While cleaning out and sorting my vintage magazines the other day, I came across this decorating book from the late '40s. The cover is similar (but not the same) as the one pictured above. It seems that these little books were put out quite often, since I have found a few different covers online. I spent some time flipping through the book and found some really great ideas, ones that would work in even a non-vintage home. In the quick little search I did, I didn't come across my book -- which is #4. So, I thought I would do a series of posts sharing some of the ideas and information in the book.
This posts will contain questions and answers which are found on pages 9 and 10. Just as a note, as there were just sketches in the book, I found these images off a google search to complement the post.
Do You Know the Answers to the Most Commonly Asked Decoration Questions?
How can I arrange a room containing a baby grand piano?
Place it so that the player faces into the room. If you have a long wall, place the straight side of the piano parallel to the wall. Stand a chair and lamp table in the curve of the piano.
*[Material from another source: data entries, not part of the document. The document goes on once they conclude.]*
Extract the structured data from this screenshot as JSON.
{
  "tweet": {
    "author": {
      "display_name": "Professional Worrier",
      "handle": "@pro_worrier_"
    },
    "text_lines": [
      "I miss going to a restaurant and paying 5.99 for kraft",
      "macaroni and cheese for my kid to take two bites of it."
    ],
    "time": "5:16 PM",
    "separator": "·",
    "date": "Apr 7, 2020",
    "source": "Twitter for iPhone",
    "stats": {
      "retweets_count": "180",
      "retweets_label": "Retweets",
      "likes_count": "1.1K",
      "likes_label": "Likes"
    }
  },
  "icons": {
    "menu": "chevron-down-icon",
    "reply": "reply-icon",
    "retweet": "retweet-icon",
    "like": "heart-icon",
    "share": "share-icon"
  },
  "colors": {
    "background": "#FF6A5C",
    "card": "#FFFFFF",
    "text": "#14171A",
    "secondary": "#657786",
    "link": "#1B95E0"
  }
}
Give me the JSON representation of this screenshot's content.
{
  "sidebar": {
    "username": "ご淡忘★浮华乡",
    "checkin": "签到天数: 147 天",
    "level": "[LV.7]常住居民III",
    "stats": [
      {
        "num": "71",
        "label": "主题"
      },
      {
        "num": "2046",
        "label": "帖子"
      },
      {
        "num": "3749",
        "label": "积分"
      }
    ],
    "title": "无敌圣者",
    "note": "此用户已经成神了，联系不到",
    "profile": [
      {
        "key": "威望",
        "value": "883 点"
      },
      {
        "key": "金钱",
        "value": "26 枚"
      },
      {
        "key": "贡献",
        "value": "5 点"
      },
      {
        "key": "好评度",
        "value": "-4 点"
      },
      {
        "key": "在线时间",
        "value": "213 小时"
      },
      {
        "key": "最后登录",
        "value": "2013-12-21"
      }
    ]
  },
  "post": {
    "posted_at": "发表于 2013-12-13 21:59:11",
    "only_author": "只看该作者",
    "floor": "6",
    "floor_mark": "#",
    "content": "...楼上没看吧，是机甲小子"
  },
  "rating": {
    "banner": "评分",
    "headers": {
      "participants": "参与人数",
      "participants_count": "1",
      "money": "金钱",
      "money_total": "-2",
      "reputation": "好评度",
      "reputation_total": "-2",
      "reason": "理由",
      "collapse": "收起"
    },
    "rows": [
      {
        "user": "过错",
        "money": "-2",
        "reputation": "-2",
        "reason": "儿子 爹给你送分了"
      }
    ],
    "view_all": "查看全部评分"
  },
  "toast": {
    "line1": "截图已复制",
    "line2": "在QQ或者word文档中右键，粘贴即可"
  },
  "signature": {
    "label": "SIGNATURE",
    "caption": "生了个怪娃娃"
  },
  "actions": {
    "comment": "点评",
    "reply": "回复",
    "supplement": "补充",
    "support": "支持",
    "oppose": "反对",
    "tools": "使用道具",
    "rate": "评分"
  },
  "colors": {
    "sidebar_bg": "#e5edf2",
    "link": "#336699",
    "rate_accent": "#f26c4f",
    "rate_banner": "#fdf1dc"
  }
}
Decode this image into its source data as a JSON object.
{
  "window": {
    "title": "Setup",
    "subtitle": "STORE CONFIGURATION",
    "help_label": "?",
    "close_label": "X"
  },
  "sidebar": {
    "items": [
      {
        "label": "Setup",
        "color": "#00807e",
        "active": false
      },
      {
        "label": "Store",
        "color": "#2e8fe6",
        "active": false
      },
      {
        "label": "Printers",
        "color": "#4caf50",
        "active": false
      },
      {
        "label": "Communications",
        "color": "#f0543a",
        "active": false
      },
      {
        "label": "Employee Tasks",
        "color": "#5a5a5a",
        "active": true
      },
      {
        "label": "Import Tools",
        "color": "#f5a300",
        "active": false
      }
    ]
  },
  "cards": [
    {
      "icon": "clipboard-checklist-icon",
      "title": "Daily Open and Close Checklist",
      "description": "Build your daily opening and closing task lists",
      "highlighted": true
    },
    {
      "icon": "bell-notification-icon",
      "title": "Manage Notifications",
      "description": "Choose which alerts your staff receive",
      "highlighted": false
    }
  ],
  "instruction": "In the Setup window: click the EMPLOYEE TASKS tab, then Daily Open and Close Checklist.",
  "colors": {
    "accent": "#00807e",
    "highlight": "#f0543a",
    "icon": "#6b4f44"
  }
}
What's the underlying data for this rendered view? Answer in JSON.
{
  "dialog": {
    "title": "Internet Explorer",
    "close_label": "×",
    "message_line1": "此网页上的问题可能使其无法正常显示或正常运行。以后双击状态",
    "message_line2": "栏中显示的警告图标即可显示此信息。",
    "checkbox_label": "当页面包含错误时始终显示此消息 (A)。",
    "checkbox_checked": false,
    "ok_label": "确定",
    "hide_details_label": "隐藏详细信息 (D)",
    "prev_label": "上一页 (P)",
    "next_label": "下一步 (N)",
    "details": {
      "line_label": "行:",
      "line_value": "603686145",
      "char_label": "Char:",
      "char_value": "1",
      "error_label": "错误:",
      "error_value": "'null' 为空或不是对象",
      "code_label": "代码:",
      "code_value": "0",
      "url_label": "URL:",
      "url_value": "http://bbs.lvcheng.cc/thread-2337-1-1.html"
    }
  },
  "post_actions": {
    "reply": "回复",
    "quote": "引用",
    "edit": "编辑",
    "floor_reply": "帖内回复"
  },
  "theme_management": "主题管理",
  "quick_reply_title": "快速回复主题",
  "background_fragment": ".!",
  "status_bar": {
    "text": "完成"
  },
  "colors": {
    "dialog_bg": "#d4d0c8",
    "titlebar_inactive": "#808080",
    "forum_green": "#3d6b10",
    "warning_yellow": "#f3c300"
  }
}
High windows at either side of the fireplace have me stumped. Have you a solution?
Build bookshelves under the windows, or busy sectional bookcases to fit the space. Paint them to match the woodwork or walls. The back of such cases can be painted a gay color, so anything you place on them will become more decorative. Eliminate drapery treatments here for it will make the windows look fussy. Another solution is to block them out entirely, build shelves from floor to ceiling, and display colorful glassware. Or if you don't need the light, window casing can be used as a frame for a picture backed with plywood.
Can I create a center of interest in the living room without a fireplace?
Yes, there are several ways. One successful system is to use a long, shallow table -- or chest or bookcase -- with a large mirror over it. Flank this with matching wing chairs or love seats, facing each other.
Shall I buy a rug that allows a floor margin, or is wall-to-wall carpeting better?
If you own your home, all-over carpeting will give a more spacious look to the room. However, if your budget is limited, or you live in a rented house, a rug is a sensible choice. The margin should be the same all around -- anywhere from 6 to 18 inches.
Is it all right to use light and dark wood furniture in the same room?
Yes. It makes for interest, and breaks up monotony. But the woods should be of the same formality. For instance, "pickled" pine is nice with mahogany, or light and dark mahogany are good together.
I am never quite sure how to hang pictures. Can you guide me?
A good general rule is to hang them at eye level of a person standing, but be sure that person is of average height. In grouping pictures place them one over the other, side by side, or in other organized and symmetrical groups. But don't arrange them in a stair-step fashion. The latter treatment is nice only for stair walls. Hang pictures low if you want to add height.
It's easy! Use a cornice board at the top and extend it six or eight inches beyond either side of the window so that the draperies will hang free of the radiator. This treatment gives a nice broad look to the window and at the same time will overcome any interference from the radiator.
Would you advise painting my woodwork which is dark, but has a nice grain.
We believe that dark woodwork give a heavy, dated look to a room. Do paint it to match the walls or background color of the wallpaper you are using, or simply paint it white. Light woodwork will brighten up the room and give it a new look, and requires very little extra care to keep it fresh. As a matter of fact, dust shows up more on dark woodwork than painted. For the really dirty marks there are washing powders which loosen dirt without much effort.
Painting the ceiling a warm color is one way to bring down the height of the room. Another way is to use a deep valance or cornice at the windows, or to lower the molding 12 to 18 inches from the ceiling. Don't use a vertically striped wallpaper.
Shall I use lace antimacassars on my overstuffed furniture?
No, for they seldom serve their purpose and only tend to give a tacky, dated look to a room. With the wonderful cleaning products on the market it is an easy matter to freshen up the upholstery. Slipcovers are a much better way to keep upholstery clean, and slipcovers can be wonderfully handsome.
My fireplace has ugly red bricks that spoil any chance of an interesting color scheme. What would you do with them?
The remedy is very simple. Just paint the bricks with a good flat paint -- white or ivory -- to match the woodwork in the room. Black is good, too.
How can I treat a group of windows placed together?
Use a pair of glass curtains for each window, but only one pair of draperies for the group -- that is, a drapery at each extreme end, with a continuous valance across the top to tie the group together and give it a framed look. Such draperies should have extra fullness and should look full enough to pull across and cover the whole area.
Can I mix furniture periods in a room?
A room has far more charms and style when it combines a little of the old with a little of the new. These days, more than formerly, a strict carrying out of one period seems to make for a very stuffy room.
Is it necessary to use a small table beside every chair?
No. Too many little tables can give a room a "leggy" look. Try placing one big, important table between two chairs. Your room will have more character if you combine three of four small tables with one or two large tables.
I hope you all enjoyed this! Next up, I plan on featuring the "Don't Throw it Out" article.